[EXERCISE DETAILS]
What lines in the listing below hold the string "label"? Please copy them out.

[PROVIDED DATA]
++++++++++++++++++++
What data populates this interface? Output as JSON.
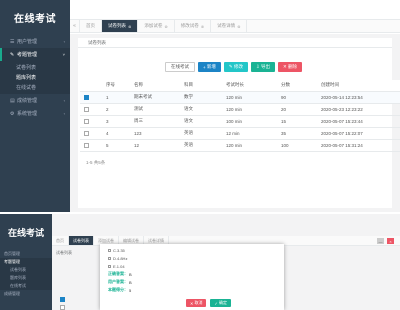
{
  "app": {
    "title": "在线考试"
  },
  "sidebar": {
    "items": [
      {
        "label": "用户管理",
        "icon": "user-icon"
      },
      {
        "label": "考题管理",
        "icon": "edit-icon",
        "active": true
      },
      {
        "label": "成绩管理",
        "icon": "chart-icon"
      },
      {
        "label": "系统管理",
        "icon": "gear-icon"
      }
    ],
    "submenu": [
      "试卷列表",
      "题库列表",
      "在线试卷"
    ]
  },
  "tabs": {
    "prev": "«",
    "next": "»",
    "items": [
      {
        "label": "首页"
      },
      {
        "label": "试卷列表",
        "active": true
      },
      {
        "label": "添加试卷"
      },
      {
        "label": "修改试卷"
      },
      {
        "label": "试卷详情"
      }
    ]
  },
  "panel": {
    "title": "试卷列表"
  },
  "toolbar": {
    "search": "在线考试",
    "add": "新增",
    "edit": "修改",
    "export": "导出",
    "delete": "删除"
  },
  "table": {
    "headers": [
      "",
      "序号",
      "名称",
      "科目",
      "考试时长",
      "分数",
      "创建时间"
    ],
    "rows": [
      {
        "checked": true,
        "cells": [
          "1",
          "期末考试",
          "数学",
          "120 min",
          "90",
          "2020-05-14 12:23:54"
        ]
      },
      {
        "checked": false,
        "cells": [
          "2",
          "测试",
          "语文",
          "120 min",
          "20",
          "2020-05-23 12:23:22"
        ]
      },
      {
        "checked": false,
        "cells": [
          "3",
          "周三",
          "语文",
          "100 min",
          "15",
          "2020-05-07 15:23:44"
        ]
      },
      {
        "checked": false,
        "cells": [
          "4",
          "123",
          "英语",
          "12 min",
          "35",
          "2020-05-07 15:22:07"
        ]
      },
      {
        "checked": false,
        "cells": [
          "5",
          "12",
          "英语",
          "120 min",
          "100",
          "2020-05-07 15:31:24"
        ]
      }
    ]
  },
  "pager": "1-5 共5条",
  "bottom": {
    "brand": "在线考试",
    "sidebar": [
      "首页管理",
      "考题管理",
      "试卷列表",
      "题库列表",
      "在线考试",
      "成绩管理"
    ],
    "tabs": [
      "首页",
      "试卷列表",
      "添加试卷",
      "编辑试卷",
      "试卷详情"
    ],
    "panel_title": "试卷列表",
    "ctrl_close": "×",
    "ctrl_min": "—",
    "dialog": {
      "options": [
        "C.3.35",
        "D.4.8Hz",
        "E.1.04"
      ],
      "lines": [
        {
          "label": "正确答案：",
          "value": "B"
        },
        {
          "label": "用户答案：",
          "value": "B"
        },
        {
          "label": "本题得分：",
          "value": "5"
        }
      ],
      "cancel": "取消",
      "confirm": "确定"
    }
  }
}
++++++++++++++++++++
[RESPONSE TO THIS EXERCISE]
        "label": "用户管理",
        "label": "考题管理",
        "label": "成绩管理",
        "label": "系统管理",
        "label": "首页"
        "label": "试卷列表",
        "label": "添加试卷"
        "label": "修改试卷"
        "label": "试卷详情"
          "label": "正确答案：",
          "label": "用户答案：",
          "label": "本题得分：",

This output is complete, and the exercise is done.